» **ASSIGNMENT**:
Please tally the lines in the data below that include the string "Enable", and reply with only the total.

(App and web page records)

════════════════

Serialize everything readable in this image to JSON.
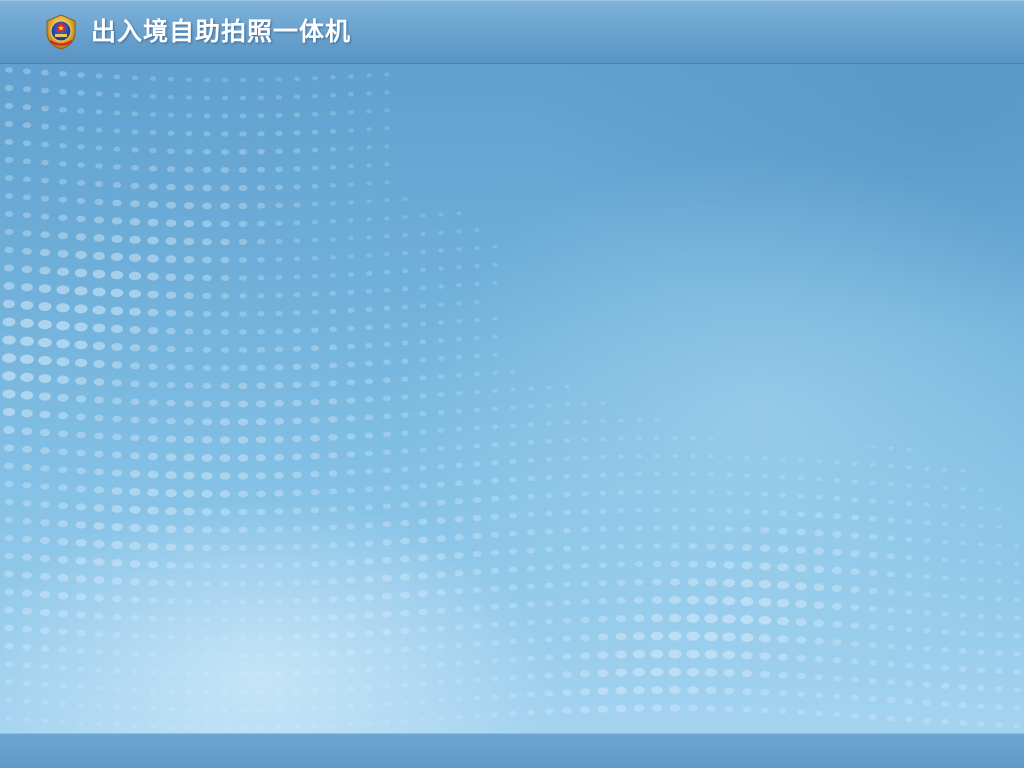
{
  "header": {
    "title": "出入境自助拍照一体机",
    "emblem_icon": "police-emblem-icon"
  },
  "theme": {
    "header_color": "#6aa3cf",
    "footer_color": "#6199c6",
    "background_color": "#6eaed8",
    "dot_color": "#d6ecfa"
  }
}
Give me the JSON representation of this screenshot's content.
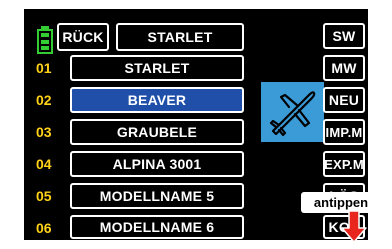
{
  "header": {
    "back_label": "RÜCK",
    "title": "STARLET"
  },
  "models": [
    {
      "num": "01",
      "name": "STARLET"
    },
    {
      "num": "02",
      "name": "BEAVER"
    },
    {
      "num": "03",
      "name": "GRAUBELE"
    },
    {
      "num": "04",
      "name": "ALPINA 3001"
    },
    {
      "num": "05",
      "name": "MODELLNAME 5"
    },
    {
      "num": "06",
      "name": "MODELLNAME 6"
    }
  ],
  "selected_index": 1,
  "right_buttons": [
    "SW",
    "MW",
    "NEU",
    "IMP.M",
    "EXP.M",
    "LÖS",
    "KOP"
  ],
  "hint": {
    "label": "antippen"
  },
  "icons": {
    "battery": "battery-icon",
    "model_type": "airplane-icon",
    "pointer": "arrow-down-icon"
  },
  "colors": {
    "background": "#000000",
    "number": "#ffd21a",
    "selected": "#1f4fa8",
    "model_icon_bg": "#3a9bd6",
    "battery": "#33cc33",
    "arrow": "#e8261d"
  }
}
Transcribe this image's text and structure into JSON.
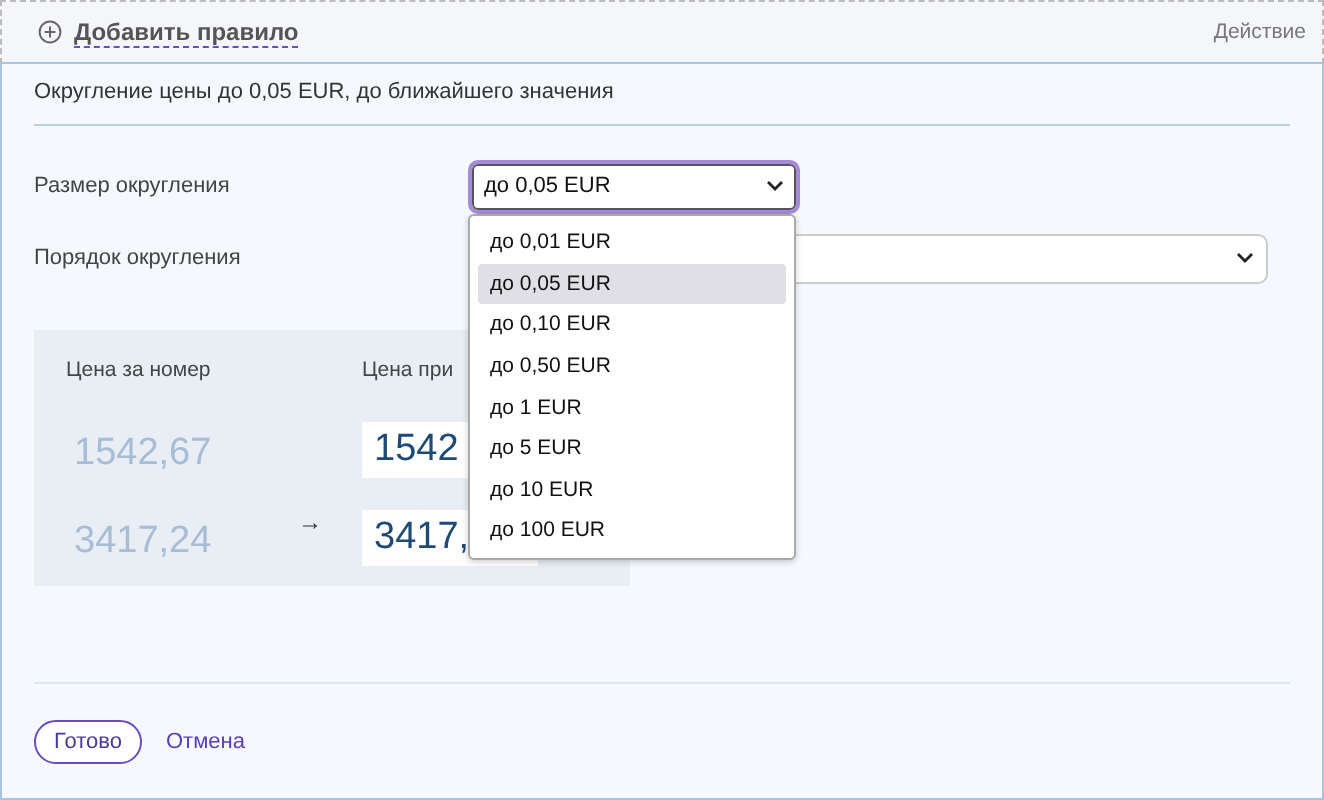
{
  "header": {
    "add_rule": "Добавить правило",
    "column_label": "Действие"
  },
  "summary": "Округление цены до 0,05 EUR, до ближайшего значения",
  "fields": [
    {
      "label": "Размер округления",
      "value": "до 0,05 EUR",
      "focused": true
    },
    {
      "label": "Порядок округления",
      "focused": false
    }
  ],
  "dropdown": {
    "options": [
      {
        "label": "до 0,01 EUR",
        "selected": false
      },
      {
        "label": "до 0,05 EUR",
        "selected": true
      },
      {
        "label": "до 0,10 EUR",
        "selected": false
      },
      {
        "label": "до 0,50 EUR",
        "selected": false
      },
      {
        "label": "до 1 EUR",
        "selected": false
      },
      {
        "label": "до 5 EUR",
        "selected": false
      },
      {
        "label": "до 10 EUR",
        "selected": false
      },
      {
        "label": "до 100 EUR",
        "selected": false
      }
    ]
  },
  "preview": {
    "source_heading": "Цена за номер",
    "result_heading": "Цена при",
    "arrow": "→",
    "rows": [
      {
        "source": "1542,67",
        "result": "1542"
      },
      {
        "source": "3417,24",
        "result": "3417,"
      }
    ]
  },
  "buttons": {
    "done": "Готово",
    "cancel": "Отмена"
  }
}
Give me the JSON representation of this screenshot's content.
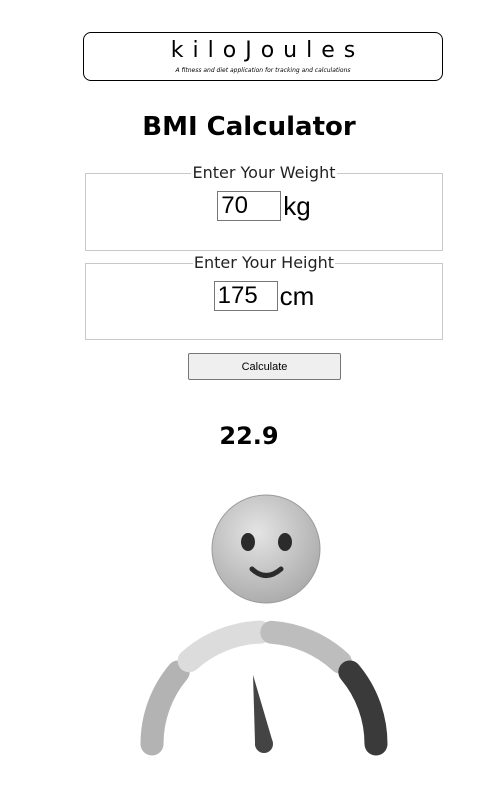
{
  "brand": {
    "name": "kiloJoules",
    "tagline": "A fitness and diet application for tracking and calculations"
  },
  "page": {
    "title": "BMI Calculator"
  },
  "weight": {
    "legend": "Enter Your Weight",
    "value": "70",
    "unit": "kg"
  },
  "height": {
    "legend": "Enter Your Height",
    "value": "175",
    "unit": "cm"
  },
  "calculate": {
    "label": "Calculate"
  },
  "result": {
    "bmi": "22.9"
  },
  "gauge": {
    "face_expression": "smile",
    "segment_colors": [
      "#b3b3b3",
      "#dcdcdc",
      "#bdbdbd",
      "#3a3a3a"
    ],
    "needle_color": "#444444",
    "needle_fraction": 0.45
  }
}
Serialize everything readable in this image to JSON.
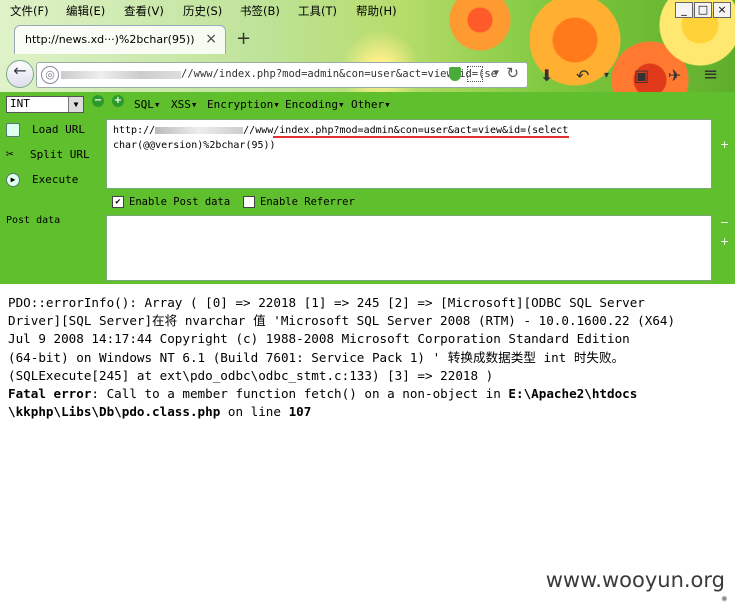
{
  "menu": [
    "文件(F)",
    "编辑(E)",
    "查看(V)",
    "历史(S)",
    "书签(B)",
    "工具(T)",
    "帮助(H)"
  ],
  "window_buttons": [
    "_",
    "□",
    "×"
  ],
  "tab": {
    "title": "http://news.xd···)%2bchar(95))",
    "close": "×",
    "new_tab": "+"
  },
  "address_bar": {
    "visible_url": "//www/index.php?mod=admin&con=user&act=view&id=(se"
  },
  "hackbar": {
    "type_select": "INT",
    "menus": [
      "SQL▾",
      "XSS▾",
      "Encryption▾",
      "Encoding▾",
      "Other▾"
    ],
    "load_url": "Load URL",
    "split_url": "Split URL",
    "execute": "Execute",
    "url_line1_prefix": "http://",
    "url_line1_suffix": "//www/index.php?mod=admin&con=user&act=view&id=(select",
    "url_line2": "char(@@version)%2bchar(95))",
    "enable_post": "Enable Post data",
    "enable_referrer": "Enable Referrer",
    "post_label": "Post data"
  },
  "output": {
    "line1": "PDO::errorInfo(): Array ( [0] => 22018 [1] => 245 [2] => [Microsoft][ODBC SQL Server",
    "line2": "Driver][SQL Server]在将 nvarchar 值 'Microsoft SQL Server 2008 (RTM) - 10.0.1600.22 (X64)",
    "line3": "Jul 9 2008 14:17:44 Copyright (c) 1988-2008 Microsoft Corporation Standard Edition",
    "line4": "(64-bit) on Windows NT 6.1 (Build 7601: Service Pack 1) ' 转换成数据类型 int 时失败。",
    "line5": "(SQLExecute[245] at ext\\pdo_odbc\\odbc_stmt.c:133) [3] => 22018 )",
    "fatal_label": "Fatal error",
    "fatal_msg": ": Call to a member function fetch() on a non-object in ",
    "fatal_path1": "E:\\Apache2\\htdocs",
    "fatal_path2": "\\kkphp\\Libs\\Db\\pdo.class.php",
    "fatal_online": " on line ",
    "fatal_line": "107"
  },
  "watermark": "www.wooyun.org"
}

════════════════

» **TASK RESPONSE**:
2